    The prospect of domination of the nation's scholars by Federal employment, project allocations, and the power of money is ever present and is gravely to be regarded.

    Yet, in holding scientific research and discovery in respect, as we should, we must also be alert to the equal and opposite danger that public policy could itself become the captive of a scientifictechnological elite.

    The more that funding is a result of the POLITICAL process, all the more will science be politicized. For scientists to expect money "no strings attached" would be staggeringly naive.

    Pure science is absolutely critical to the continued advancement of our society.

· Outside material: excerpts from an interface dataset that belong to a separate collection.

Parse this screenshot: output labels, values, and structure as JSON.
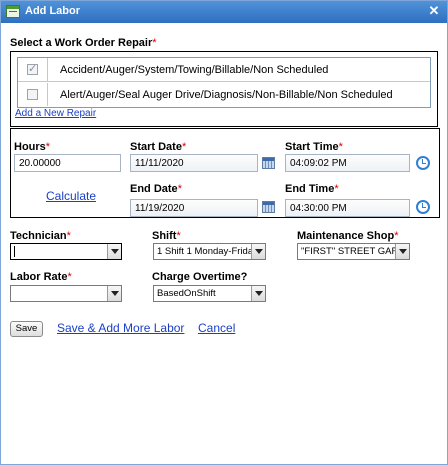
{
  "window": {
    "title": "Add Labor",
    "close_glyph": "✕"
  },
  "repair_section": {
    "label": "Select a Work Order Repair",
    "required_mark": "*",
    "rows": [
      {
        "checked": true,
        "text": "Accident/Auger/System/Towing/Billable/Non Scheduled"
      },
      {
        "checked": false,
        "text": "Alert/Auger/Seal Auger Drive/Diagnosis/Non-Billable/Non Scheduled"
      }
    ],
    "add_link": "Add a New Repair"
  },
  "time": {
    "hours_label": "Hours",
    "hours_value": "20.00000",
    "calculate_link": "Calculate",
    "start_date_label": "Start Date",
    "start_date_value": "11/11/2020",
    "start_time_label": "Start Time",
    "start_time_value": "04:09:02 PM",
    "end_date_label": "End Date",
    "end_date_value": "11/19/2020",
    "end_time_label": "End Time",
    "end_time_value": "04:30:00 PM",
    "required_mark": "*"
  },
  "assignment": {
    "technician_label": "Technician",
    "technician_value": "",
    "shift_label": "Shift",
    "shift_value": "1 Shift 1 Monday-Frida",
    "shop_label": "Maintenance Shop",
    "shop_value": "\"FIRST\" STREET GARAG",
    "labor_rate_label": "Labor Rate",
    "labor_rate_value": "",
    "overtime_label": "Charge Overtime?",
    "overtime_value": "BasedOnShift",
    "required_mark": "*"
  },
  "actions": {
    "save_label": "Save",
    "save_add_more_label": "Save & Add More Labor",
    "cancel_label": "Cancel"
  },
  "icons": {
    "window": "add-labor-icon",
    "calendar": "calendar-icon",
    "clock": "clock-icon",
    "dropdown": "chevron-down-icon"
  },
  "colors": {
    "title_bar": "#3a7fcf",
    "required": "#d40000",
    "link": "#1a3fc4"
  }
}
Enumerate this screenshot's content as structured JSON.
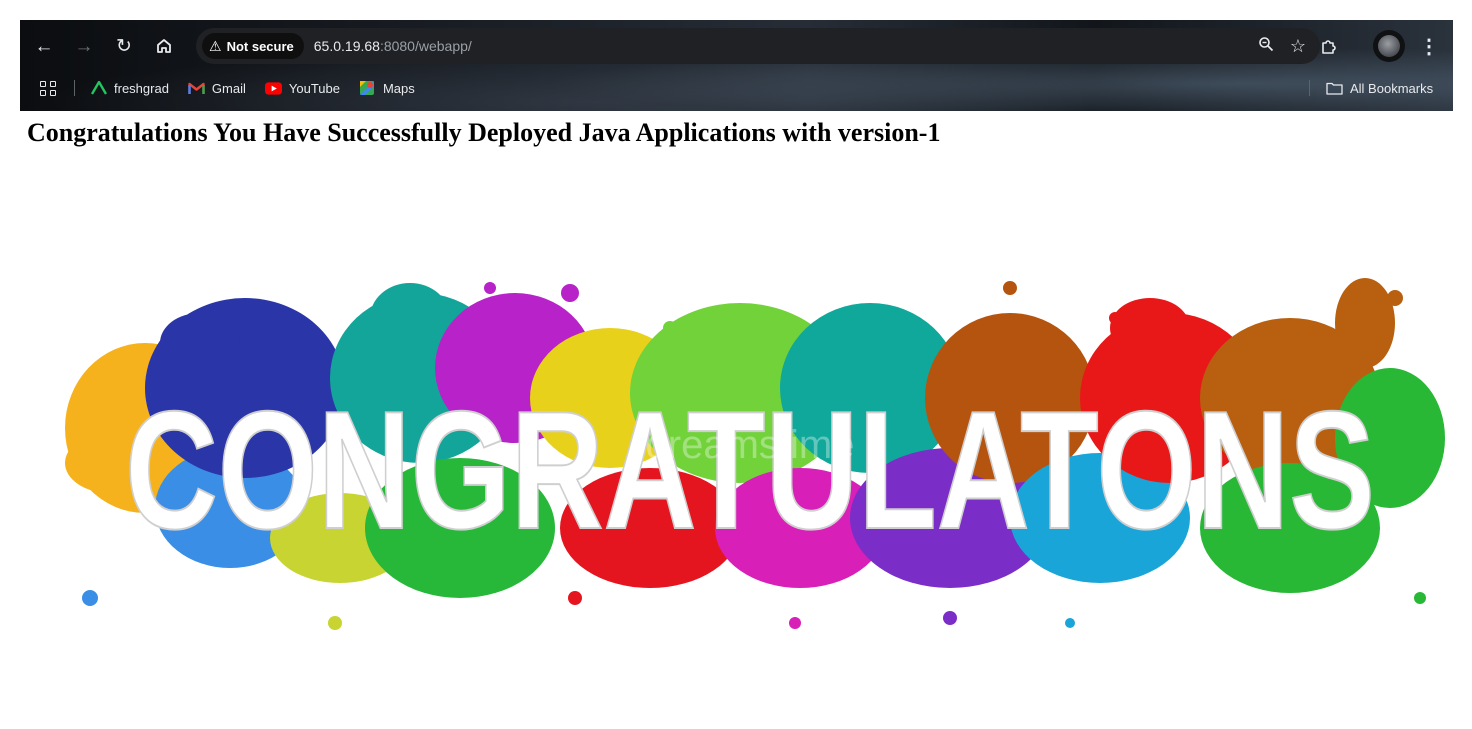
{
  "browser": {
    "security_label": "Not secure",
    "url_host": "65.0.19.68",
    "url_rest": ":8080/webapp/",
    "icons": [
      "back-arrow-icon",
      "forward-arrow-icon",
      "reload-icon",
      "home-icon",
      "warning-icon",
      "zoom-icon",
      "star-icon",
      "extensions-icon",
      "avatar",
      "more-vert-icon"
    ]
  },
  "bookmarks": {
    "items": [
      {
        "label": "freshgrad",
        "icon": "freshgrad-icon",
        "color": "#22c55e"
      },
      {
        "label": "Gmail",
        "icon": "gmail-icon",
        "color": "#ea4335"
      },
      {
        "label": "YouTube",
        "icon": "youtube-icon",
        "color": "#ff0000"
      },
      {
        "label": "Maps",
        "icon": "maps-icon",
        "color": "#34a853"
      }
    ],
    "all_bookmarks_label": "All Bookmarks"
  },
  "page": {
    "heading": "Congratulations You Have Successfully Deployed Java Applications with version-1",
    "banner": {
      "image_word": "CONGRATULATONS",
      "watermark": "dreamstime"
    }
  }
}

    Considering the diminishing returns and extraordinary numbers required to push out the boundaries of human knowledge, I don't know where the dollars could come from WITHOUT government, but funding from government is invariably a tarbaby that makes everyone sticky and dirty.

  • by orasio ( 188021 ) on Monday April 23, 2012 @10:29AM (#39770699) Homepage

    The country that builds the large labs is the country that willl get the super smart scientists to tinker with it.
    The world doesn't need the US to fund big science. China will do it, eventually. The thing is that it would give them a competitive advantadge over you, meaning better scientists, better universities and stuff. I wouldn't want to lose my edge if I was the US.

  • Re:Government OUT! (Score:5, Insightful)

    by skids ( 119237 ) on Monday April 23, 2012 @10:44AM (#39770837) Homepage

    The "Free Market" most people rave about is a mathematical fantasy that is based on incorrect assumptions. No "Free Market" would have created nuclear power, for example, as the initial investments were too much for any business ledger to survive.

    Take for example, Google -- they regularly take media heat for spending down on basic research. If they just ignored this pressure from stockholders, their stock would tank, so occasionally they back off. The "Free Market" punishes too much ambition, or any large amount of spending directed at creating a marketplace that benefits the world at large more than it benefits the individual company.

    Occasionally visionary company executives manage to convince investors that something good for the economy at large is worth investing in. Most of the time they fly smaller projects under the radar. The Government has the same problem, in that politicians have to deal with pressures from the public over the debt. Corruption in either sphere has long turn deleterious consequences because it increases adversion to big speculative projects.

    Certain types of progress absolutely require levels of effort beyond what the corporate sector is able muster. If we want top make these kinds of progress we have to pool resources. So we should not complain that that gets done, we should just complain when it gets done wrong, most especially when the mistake was easily preventable.

Promising costs nothing, it's the delivering that kills you.